• **What to produce**
Write out every entry word for word.

Dataset rows for apps and sites
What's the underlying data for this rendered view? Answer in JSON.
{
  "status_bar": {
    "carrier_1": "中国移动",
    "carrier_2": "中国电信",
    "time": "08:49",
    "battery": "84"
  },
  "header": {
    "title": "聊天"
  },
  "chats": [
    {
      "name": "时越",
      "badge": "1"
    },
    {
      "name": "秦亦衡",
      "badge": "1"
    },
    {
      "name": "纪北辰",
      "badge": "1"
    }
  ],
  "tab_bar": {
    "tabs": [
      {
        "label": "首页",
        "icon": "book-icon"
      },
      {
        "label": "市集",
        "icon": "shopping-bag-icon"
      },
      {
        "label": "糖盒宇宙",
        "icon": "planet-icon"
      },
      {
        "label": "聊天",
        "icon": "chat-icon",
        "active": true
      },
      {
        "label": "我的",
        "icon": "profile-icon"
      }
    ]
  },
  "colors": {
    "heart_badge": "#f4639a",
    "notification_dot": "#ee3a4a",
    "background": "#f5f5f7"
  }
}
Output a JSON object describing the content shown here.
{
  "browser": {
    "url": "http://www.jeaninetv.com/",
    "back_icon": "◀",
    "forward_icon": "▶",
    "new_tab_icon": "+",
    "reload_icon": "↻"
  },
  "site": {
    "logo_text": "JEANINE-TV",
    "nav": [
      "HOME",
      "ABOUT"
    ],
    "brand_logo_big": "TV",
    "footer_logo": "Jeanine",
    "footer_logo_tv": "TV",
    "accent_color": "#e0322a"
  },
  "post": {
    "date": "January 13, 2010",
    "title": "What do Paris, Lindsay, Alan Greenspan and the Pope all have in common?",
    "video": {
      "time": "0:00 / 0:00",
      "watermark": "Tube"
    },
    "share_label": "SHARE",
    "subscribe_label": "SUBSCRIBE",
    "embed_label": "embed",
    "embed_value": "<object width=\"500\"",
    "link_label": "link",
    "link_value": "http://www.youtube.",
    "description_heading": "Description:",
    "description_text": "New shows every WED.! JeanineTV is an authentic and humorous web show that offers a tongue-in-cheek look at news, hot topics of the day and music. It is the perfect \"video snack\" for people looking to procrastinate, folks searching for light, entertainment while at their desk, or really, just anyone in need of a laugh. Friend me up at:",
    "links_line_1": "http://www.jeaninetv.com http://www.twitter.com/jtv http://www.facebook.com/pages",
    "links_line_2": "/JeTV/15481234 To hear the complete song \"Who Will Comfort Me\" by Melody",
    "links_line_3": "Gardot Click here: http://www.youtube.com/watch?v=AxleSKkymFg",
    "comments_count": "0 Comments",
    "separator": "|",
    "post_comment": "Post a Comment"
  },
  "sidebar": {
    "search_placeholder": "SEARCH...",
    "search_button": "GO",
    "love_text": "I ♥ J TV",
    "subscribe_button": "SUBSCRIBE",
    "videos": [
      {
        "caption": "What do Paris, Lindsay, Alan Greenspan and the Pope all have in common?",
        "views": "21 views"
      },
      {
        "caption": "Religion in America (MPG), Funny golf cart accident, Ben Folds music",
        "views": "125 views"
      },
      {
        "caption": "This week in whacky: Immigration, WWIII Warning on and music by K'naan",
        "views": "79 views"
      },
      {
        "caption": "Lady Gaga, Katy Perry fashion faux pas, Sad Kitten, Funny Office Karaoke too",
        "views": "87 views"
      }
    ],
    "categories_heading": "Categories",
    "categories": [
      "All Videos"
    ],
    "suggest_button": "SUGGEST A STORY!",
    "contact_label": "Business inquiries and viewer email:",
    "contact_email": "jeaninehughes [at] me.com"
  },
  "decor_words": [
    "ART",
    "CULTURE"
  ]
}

• **Answer for the task**
What's the underlying data for this rendered view? Answer in JSON.
{
  "status_bar": {
    "carrier_1": "中国移动",
    "carrier_2": "中国电信",
    "time": "08:49",
    "battery": "84"
  },
  "header": {
    "title": "聊天"
  },
  "chats": [
    {
      "name": "时越",
      "badge": "1"
    },
    {
      "name": "秦亦衡",
      "badge": "1"
    },
    {
      "name": "纪北辰",
      "badge": "1"
    }
  ],
  "tab_bar": {
    "tabs": [
      {
        "label": "首页",
        "icon": "book-icon"
      },
      {
        "label": "市集",
        "icon": "shopping-bag-icon"
      },
      {
        "label": "糖盒宇宙",
        "icon": "planet-icon"
      },
      {
        "label": "聊天",
        "icon": "chat-icon",
        "active": true
      },
      {
        "label": "我的",
        "icon": "profile-icon"
      }
    ]
  },
  "colors": {
    "heart_badge": "#f4639a",
    "notification_dot": "#ee3a4a",
    "background": "#f5f5f7"
  }
}
Output a JSON object describing the content shown here.
{
  "browser": {
    "url": "http://www.jeaninetv.com/",
    "back_icon": "◀",
    "forward_icon": "▶",
    "new_tab_icon": "+",
    "reload_icon": "↻"
  },
  "site": {
    "logo_text": "JEANINE-TV",
    "nav": [
      "HOME",
      "ABOUT"
    ],
    "brand_logo_big": "TV",
    "footer_logo": "Jeanine",
    "footer_logo_tv": "TV",
    "accent_color": "#e0322a"
  },
  "post": {
    "date": "January 13, 2010",
    "title": "What do Paris, Lindsay, Alan Greenspan and the Pope all have in common?",
    "video": {
      "time": "0:00 / 0:00",
      "watermark": "Tube"
    },
    "share_label": "SHARE",
    "subscribe_label": "SUBSCRIBE",
    "embed_label": "embed",
    "embed_value": "<object width=\"500\"",
    "link_label": "link",
    "link_value": "http://www.youtube.",
    "description_heading": "Description:",
    "description_text": "New shows every WED.! JeanineTV is an authentic and humorous web show that offers a tongue-in-cheek look at news, hot topics of the day and music. It is the perfect \"video snack\" for people looking to procrastinate, folks searching for light, entertainment while at their desk, or really, just anyone in need of a laugh. Friend me up at:",
    "links_line_1": "http://www.jeaninetv.com http://www.twitter.com/jtv http://www.facebook.com/pages",
    "links_line_2": "/JeTV/15481234 To hear the complete song \"Who Will Comfort Me\" by Melody",
    "links_line_3": "Gardot Click here: http://www.youtube.com/watch?v=AxleSKkymFg",
    "comments_count": "0 Comments",
    "separator": "|",
    "post_comment": "Post a Comment"
  },
  "sidebar": {
    "search_placeholder": "SEARCH...",
    "search_button": "GO",
    "love_text": "I ♥ J TV",
    "subscribe_button": "SUBSCRIBE",
    "videos": [
      {
        "caption": "What do Paris, Lindsay, Alan Greenspan and the Pope all have in common?",
        "views": "21 views"
      },
      {
        "caption": "Religion in America (MPG), Funny golf cart accident, Ben Folds music",
        "views": "125 views"
      },
      {
        "caption": "This week in whacky: Immigration, WWIII Warning on and music by K'naan",
        "views": "79 views"
      },
      {
        "caption": "Lady Gaga, Katy Perry fashion faux pas, Sad Kitten, Funny Office Karaoke too",
        "views": "87 views"
      }
    ],
    "categories_heading": "Categories",
    "categories": [
      "All Videos"
    ],
    "suggest_button": "SUGGEST A STORY!",
    "contact_label": "Business inquiries and viewer email:",
    "contact_email": "jeaninehughes [at] me.com"
  },
  "decor_words": [
    "ART",
    "CULTURE"
  ]
}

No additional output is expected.